The National Association of Broadcasters, which has taken the FCC to court over its online political file posting requirement, told the commission Monday that it should hold off on the organization's petition to reconsider the requirement until after it had extended the requirement, as planned, to all TV stations starting July 1, 2014.

The statment would appear to put NAB in opposition to its own members, since the petitioners included Belo, Cox, Scripps, Hearst, Gannett, LIN, Meredith, Post-Newsweek, and Raycom.

But NAB had its reasons. The organization said it still believed that "the FCC lacks statutory authority to require online political files [big stations or small] and that the Order's asymmetric, broadcast-only public and political file requirements are arbitrary and capricious," but said it thought the FCC needed to see how the requirement applied to smaller stations with fewer resources so it can get a better idea of its impact.

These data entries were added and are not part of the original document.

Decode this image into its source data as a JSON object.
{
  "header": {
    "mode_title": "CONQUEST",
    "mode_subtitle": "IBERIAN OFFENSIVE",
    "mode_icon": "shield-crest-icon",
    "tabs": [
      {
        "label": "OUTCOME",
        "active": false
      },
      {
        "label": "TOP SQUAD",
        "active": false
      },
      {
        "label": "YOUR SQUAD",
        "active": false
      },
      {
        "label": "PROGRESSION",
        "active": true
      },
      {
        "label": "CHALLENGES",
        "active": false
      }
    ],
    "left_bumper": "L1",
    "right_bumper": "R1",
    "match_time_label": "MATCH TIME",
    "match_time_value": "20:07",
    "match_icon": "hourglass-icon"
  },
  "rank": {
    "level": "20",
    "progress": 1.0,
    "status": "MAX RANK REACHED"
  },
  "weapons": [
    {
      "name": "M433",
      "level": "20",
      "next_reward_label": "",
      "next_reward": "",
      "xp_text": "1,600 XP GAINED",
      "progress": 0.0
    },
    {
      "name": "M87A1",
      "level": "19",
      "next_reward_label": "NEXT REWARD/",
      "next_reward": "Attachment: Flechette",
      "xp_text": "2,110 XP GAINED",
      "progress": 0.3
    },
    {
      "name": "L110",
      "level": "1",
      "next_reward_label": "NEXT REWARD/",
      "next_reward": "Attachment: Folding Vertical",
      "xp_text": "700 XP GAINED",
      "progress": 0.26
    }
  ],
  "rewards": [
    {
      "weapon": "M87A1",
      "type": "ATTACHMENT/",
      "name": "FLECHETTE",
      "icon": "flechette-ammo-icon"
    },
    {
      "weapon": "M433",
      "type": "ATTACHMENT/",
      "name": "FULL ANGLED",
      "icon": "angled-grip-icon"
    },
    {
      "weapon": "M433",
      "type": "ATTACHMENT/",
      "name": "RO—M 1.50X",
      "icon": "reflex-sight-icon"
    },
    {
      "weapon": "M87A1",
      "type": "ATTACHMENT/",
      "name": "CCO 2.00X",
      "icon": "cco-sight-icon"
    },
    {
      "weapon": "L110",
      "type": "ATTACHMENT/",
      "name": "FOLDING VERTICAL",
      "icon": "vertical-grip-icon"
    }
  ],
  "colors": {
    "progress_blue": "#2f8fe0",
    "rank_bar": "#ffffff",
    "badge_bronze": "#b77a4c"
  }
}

Starting in Aug. 2, 2012, the FCC required the top four affiliated stations in the top 50 markets to put their political files online, and said it would extend that to all stations in July 2014, but only after seeking comment on the impact of the current requirement, which it has recently done.

NAB challenged the rules in the D.C. federal appeals court in May 2012.

TV broadcast groups had petitioned the FCC to reconsider the requirement and instead entertain a proposed modification whereby aggregate prices, rather than individual political spot prices, would be put online. They argued that would repair the principal defect of the requirement, which was the online disclosure of competitively sensitive pricing information among competitors.

But NAB asked the FCC to hold off on that petition until it had extended the requirement to all stations.

"NAB believes more information about the real-world effects of placing political files online is required before the Commission can reach a final decision on the merits of the changes proposed in the pending reconsideration petition," NAB said. "The Commission should keep the reconsideration petition on hold until stations of all sizes and types in all markets have experienced at least one election cycle under the online political file requirement."

Given that NAB said the political online file posting process for big stations had been "uneventful," it says it is concerned that "the experiences of the large stations that have been using the online political file may not accurately predict the effects of expanding the online file requirement to all broadcast television stations."

"Under these circumstances," said NAB, "it is not yet time for the Commission to decide whether the Television Station Group's reconsideration petition should be granted. Given the novelty of the online political file and the uncertainties involved in expanding that file to many more stations with fewer resources, the Commission should not resolve the petition until experience shows how small market stations and smaller stations in large markets will be affected by the new requirement, especially during election seasons."

Requiring the mandate to apply to all stations for a cycle would also prevent owners of network affiliates in major markets from having a reporting requirement not imposed on smaller affiliates and independents.